— Brief —
Where a line below carries the word "this", include it in the count, then give the count alone.

** Opening Data provided block **

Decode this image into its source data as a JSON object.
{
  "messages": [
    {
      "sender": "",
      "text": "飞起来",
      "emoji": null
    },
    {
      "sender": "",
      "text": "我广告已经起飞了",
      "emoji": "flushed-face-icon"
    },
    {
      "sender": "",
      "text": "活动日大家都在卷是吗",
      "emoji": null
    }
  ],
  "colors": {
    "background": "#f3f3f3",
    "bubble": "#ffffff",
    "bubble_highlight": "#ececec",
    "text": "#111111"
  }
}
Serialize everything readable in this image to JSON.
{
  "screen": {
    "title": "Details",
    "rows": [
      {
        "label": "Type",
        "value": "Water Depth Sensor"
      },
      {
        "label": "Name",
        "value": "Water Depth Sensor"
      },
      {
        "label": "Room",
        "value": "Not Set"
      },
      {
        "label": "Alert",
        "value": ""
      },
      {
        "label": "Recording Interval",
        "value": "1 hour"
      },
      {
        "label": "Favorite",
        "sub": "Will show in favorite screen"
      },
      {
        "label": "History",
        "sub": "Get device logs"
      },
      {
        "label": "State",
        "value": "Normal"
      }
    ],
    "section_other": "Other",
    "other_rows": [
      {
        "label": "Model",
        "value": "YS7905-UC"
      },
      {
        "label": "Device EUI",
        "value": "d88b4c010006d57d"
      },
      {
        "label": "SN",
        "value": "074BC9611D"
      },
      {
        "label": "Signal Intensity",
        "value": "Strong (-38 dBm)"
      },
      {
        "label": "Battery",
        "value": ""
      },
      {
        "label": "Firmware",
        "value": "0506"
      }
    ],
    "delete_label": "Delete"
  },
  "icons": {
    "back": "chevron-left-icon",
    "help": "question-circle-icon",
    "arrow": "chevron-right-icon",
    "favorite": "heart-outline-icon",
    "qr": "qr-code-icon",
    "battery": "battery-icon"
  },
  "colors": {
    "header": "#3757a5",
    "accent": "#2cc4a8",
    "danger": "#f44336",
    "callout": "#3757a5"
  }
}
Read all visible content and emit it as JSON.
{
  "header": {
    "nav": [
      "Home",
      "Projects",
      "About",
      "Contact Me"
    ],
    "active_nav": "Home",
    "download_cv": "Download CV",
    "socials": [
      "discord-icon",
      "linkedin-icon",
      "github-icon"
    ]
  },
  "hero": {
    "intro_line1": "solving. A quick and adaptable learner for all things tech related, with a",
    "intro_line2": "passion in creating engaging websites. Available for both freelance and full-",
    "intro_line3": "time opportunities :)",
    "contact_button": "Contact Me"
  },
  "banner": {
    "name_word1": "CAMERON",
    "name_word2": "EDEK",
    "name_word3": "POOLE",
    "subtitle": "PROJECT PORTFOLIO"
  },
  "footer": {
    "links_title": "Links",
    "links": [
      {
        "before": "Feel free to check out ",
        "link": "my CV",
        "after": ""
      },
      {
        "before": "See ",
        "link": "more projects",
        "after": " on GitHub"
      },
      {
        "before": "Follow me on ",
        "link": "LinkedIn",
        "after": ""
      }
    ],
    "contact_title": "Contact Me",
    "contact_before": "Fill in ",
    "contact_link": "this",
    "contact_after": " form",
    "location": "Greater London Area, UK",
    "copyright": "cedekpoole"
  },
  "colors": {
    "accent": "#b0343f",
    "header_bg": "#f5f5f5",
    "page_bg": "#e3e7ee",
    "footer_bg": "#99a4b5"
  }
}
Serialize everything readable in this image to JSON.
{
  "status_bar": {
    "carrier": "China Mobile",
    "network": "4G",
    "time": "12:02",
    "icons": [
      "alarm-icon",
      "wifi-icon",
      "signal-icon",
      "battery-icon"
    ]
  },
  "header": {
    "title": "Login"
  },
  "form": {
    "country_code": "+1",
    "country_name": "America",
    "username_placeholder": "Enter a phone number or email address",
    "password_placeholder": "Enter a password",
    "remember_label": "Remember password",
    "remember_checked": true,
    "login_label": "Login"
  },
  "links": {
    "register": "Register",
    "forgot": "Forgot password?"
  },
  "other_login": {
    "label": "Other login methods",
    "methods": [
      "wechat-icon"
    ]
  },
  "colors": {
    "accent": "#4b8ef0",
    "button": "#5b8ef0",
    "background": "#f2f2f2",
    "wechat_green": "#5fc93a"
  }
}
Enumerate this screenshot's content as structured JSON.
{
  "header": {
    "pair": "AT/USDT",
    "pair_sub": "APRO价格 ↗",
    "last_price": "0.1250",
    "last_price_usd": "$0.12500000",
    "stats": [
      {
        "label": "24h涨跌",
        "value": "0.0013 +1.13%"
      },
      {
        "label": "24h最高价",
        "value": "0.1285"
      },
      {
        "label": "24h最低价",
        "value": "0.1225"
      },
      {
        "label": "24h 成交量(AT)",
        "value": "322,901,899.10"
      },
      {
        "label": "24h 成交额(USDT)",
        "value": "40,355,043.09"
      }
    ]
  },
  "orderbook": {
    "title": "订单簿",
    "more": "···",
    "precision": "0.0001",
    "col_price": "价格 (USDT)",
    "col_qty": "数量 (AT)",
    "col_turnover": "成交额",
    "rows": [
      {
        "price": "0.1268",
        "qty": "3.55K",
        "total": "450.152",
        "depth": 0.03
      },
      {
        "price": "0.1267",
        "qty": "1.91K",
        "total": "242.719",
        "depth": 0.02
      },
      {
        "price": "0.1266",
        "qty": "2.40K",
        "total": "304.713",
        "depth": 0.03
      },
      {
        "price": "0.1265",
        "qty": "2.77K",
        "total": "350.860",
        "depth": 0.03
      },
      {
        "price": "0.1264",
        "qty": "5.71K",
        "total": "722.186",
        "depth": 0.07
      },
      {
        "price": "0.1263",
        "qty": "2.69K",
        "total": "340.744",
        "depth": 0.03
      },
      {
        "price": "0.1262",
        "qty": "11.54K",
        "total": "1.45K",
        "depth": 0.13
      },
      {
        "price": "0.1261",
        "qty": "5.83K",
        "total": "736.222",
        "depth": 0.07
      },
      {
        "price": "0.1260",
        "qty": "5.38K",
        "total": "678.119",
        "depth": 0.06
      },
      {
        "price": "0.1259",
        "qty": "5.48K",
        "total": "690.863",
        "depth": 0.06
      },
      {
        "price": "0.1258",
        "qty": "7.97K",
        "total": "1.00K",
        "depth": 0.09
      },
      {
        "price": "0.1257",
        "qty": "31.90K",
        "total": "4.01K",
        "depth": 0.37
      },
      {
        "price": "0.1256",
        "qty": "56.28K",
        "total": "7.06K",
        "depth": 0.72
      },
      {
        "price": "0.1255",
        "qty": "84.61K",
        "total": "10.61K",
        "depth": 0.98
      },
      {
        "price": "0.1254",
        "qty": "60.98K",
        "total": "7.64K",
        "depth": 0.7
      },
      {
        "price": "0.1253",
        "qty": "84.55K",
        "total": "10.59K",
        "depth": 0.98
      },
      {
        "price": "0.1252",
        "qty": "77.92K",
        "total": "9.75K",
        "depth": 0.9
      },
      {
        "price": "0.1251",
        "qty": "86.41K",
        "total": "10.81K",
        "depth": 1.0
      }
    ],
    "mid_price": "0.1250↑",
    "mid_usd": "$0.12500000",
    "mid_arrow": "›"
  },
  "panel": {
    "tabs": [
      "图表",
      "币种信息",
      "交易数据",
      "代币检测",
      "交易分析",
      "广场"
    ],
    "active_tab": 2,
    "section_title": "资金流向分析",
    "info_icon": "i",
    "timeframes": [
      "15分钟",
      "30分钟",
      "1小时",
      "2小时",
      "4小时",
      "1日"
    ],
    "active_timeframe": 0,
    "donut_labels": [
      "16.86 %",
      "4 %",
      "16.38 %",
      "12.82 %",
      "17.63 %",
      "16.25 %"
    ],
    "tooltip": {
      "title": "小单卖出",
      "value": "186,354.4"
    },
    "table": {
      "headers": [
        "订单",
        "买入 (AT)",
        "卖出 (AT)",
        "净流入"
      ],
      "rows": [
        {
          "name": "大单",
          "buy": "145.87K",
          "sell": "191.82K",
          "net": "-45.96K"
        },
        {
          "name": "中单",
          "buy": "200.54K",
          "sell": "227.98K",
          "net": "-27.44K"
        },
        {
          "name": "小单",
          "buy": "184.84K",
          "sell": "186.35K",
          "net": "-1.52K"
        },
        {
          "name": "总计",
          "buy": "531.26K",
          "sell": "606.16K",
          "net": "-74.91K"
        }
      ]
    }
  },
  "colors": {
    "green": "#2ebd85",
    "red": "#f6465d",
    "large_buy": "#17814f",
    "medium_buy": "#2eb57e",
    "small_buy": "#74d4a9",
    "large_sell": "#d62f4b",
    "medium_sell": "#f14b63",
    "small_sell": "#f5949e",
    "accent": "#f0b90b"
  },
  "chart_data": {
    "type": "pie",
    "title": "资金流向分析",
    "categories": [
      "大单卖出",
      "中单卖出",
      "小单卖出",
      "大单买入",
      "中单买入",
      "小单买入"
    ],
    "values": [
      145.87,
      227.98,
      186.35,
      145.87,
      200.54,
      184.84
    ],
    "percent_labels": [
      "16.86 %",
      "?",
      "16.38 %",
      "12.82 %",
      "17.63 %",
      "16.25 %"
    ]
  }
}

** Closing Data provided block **

— Answer section —
5